TASK DETAILS: The listing below must be copied exactly and in full.

INFORMATION SHOWN:
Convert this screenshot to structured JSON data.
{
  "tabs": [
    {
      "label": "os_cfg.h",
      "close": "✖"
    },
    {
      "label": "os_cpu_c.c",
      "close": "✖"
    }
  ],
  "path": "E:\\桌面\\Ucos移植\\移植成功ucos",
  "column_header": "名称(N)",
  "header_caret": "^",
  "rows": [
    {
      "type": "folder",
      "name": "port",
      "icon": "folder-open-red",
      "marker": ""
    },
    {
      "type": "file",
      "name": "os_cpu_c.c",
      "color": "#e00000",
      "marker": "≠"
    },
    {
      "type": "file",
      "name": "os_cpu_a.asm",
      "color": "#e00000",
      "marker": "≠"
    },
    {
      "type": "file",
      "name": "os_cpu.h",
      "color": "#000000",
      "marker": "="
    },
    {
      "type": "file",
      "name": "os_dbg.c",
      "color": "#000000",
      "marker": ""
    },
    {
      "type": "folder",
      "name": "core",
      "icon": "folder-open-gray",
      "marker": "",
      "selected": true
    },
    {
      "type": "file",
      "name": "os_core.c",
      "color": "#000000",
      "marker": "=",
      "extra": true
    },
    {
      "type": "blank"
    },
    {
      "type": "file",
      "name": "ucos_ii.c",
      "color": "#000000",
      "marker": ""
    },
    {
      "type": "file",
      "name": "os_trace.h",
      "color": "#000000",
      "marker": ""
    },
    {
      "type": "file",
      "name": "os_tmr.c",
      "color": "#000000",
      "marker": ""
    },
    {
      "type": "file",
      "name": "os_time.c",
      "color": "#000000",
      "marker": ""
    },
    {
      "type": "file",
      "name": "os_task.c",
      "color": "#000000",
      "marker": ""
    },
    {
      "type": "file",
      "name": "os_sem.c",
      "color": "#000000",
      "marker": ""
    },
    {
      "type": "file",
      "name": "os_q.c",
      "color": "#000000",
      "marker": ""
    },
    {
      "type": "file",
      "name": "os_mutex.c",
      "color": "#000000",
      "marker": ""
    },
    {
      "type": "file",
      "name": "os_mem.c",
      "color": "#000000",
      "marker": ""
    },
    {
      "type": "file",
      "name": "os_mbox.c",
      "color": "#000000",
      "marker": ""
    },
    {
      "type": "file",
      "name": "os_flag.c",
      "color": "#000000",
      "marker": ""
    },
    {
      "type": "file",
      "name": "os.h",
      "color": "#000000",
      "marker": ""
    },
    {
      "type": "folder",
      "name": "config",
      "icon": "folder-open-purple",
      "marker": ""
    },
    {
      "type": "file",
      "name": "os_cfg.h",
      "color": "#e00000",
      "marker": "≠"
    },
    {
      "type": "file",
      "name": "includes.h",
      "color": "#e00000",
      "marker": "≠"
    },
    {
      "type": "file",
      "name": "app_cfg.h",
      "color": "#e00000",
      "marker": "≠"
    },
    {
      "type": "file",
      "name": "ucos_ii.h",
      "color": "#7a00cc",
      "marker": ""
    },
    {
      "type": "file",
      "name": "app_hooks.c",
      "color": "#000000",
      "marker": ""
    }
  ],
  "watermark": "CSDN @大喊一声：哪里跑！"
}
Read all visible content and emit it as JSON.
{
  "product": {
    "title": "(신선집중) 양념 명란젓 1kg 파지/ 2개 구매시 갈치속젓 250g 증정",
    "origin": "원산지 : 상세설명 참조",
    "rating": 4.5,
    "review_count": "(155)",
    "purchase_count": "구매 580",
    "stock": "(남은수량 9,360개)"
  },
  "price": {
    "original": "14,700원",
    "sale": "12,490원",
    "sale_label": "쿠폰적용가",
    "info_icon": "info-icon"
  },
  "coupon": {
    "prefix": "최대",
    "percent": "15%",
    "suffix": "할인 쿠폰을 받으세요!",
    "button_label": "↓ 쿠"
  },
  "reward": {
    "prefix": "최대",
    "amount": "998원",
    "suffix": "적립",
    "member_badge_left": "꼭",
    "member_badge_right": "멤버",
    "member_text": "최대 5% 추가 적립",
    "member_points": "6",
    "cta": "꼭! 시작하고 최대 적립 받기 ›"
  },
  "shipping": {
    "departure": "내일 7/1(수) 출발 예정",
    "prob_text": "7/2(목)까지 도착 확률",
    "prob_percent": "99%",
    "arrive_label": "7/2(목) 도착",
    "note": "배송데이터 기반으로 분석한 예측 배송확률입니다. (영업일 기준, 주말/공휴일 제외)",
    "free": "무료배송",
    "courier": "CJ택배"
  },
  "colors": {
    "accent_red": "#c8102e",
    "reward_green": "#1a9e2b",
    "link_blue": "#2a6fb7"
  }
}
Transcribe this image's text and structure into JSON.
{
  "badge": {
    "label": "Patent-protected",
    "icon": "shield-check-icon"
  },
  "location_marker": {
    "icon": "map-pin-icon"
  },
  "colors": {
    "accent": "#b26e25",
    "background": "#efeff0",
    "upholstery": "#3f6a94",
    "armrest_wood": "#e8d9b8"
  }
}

ANSWER TO THE PROBLEM:
Convert this screenshot to structured JSON data.
{
  "tabs": [
    {
      "label": "os_cfg.h",
      "close": "✖"
    },
    {
      "label": "os_cpu_c.c",
      "close": "✖"
    }
  ],
  "path": "E:\\桌面\\Ucos移植\\移植成功ucos",
  "column_header": "名称(N)",
  "header_caret": "^",
  "rows": [
    {
      "type": "folder",
      "name": "port",
      "icon": "folder-open-red",
      "marker": ""
    },
    {
      "type": "file",
      "name": "os_cpu_c.c",
      "color": "#e00000",
      "marker": "≠"
    },
    {
      "type": "file",
      "name": "os_cpu_a.asm",
      "color": "#e00000",
      "marker": "≠"
    },
    {
      "type": "file",
      "name": "os_cpu.h",
      "color": "#000000",
      "marker": "="
    },
    {
      "type": "file",
      "name": "os_dbg.c",
      "color": "#000000",
      "marker": ""
    },
    {
      "type": "folder",
      "name": "core",
      "icon": "folder-open-gray",
      "marker": "",
      "selected": true
    },
    {
      "type": "file",
      "name": "os_core.c",
      "color": "#000000",
      "marker": "=",
      "extra": true
    },
    {
      "type": "blank"
    },
    {
      "type": "file",
      "name": "ucos_ii.c",
      "color": "#000000",
      "marker": ""
    },
    {
      "type": "file",
      "name": "os_trace.h",
      "color": "#000000",
      "marker": ""
    },
    {
      "type": "file",
      "name": "os_tmr.c",
      "color": "#000000",
      "marker": ""
    },
    {
      "type": "file",
      "name": "os_time.c",
      "color": "#000000",
      "marker": ""
    },
    {
      "type": "file",
      "name": "os_task.c",
      "color": "#000000",
      "marker": ""
    },
    {
      "type": "file",
      "name": "os_sem.c",
      "color": "#000000",
      "marker": ""
    },
    {
      "type": "file",
      "name": "os_q.c",
      "color": "#000000",
      "marker": ""
    },
    {
      "type": "file",
      "name": "os_mutex.c",
      "color": "#000000",
      "marker": ""
    },
    {
      "type": "file",
      "name": "os_mem.c",
      "color": "#000000",
      "marker": ""
    },
    {
      "type": "file",
      "name": "os_mbox.c",
      "color": "#000000",
      "marker": ""
    },
    {
      "type": "file",
      "name": "os_flag.c",
      "color": "#000000",
      "marker": ""
    },
    {
      "type": "file",
      "name": "os.h",
      "color": "#000000",
      "marker": ""
    },
    {
      "type": "folder",
      "name": "config",
      "icon": "folder-open-purple",
      "marker": ""
    },
    {
      "type": "file",
      "name": "os_cfg.h",
      "color": "#e00000",
      "marker": "≠"
    },
    {
      "type": "file",
      "name": "includes.h",
      "color": "#e00000",
      "marker": "≠"
    },
    {
      "type": "file",
      "name": "app_cfg.h",
      "color": "#e00000",
      "marker": "≠"
    },
    {
      "type": "file",
      "name": "ucos_ii.h",
      "color": "#7a00cc",
      "marker": ""
    },
    {
      "type": "file",
      "name": "app_hooks.c",
      "color": "#000000",
      "marker": ""
    }
  ],
  "watermark": "CSDN @大喊一声：哪里跑！"
}
Read all visible content and emit it as JSON.
{
  "product": {
    "title": "(신선집중) 양념 명란젓 1kg 파지/ 2개 구매시 갈치속젓 250g 증정",
    "origin": "원산지 : 상세설명 참조",
    "rating": 4.5,
    "review_count": "(155)",
    "purchase_count": "구매 580",
    "stock": "(남은수량 9,360개)"
  },
  "price": {
    "original": "14,700원",
    "sale": "12,490원",
    "sale_label": "쿠폰적용가",
    "info_icon": "info-icon"
  },
  "coupon": {
    "prefix": "최대",
    "percent": "15%",
    "suffix": "할인 쿠폰을 받으세요!",
    "button_label": "↓ 쿠"
  },
  "reward": {
    "prefix": "최대",
    "amount": "998원",
    "suffix": "적립",
    "member_badge_left": "꼭",
    "member_badge_right": "멤버",
    "member_text": "최대 5% 추가 적립",
    "member_points": "6",
    "cta": "꼭! 시작하고 최대 적립 받기 ›"
  },
  "shipping": {
    "departure": "내일 7/1(수) 출발 예정",
    "prob_text": "7/2(목)까지 도착 확률",
    "prob_percent": "99%",
    "arrive_label": "7/2(목) 도착",
    "note": "배송데이터 기반으로 분석한 예측 배송확률입니다. (영업일 기준, 주말/공휴일 제외)",
    "free": "무료배송",
    "courier": "CJ택배"
  },
  "colors": {
    "accent_red": "#c8102e",
    "reward_green": "#1a9e2b",
    "link_blue": "#2a6fb7"
  }
}
Transcribe this image's text and structure into JSON.
{
  "badge": {
    "label": "Patent-protected",
    "icon": "shield-check-icon"
  },
  "location_marker": {
    "icon": "map-pin-icon"
  },
  "colors": {
    "accent": "#b26e25",
    "background": "#efeff0",
    "upholstery": "#3f6a94",
    "armrest_wood": "#e8d9b8"
  }
}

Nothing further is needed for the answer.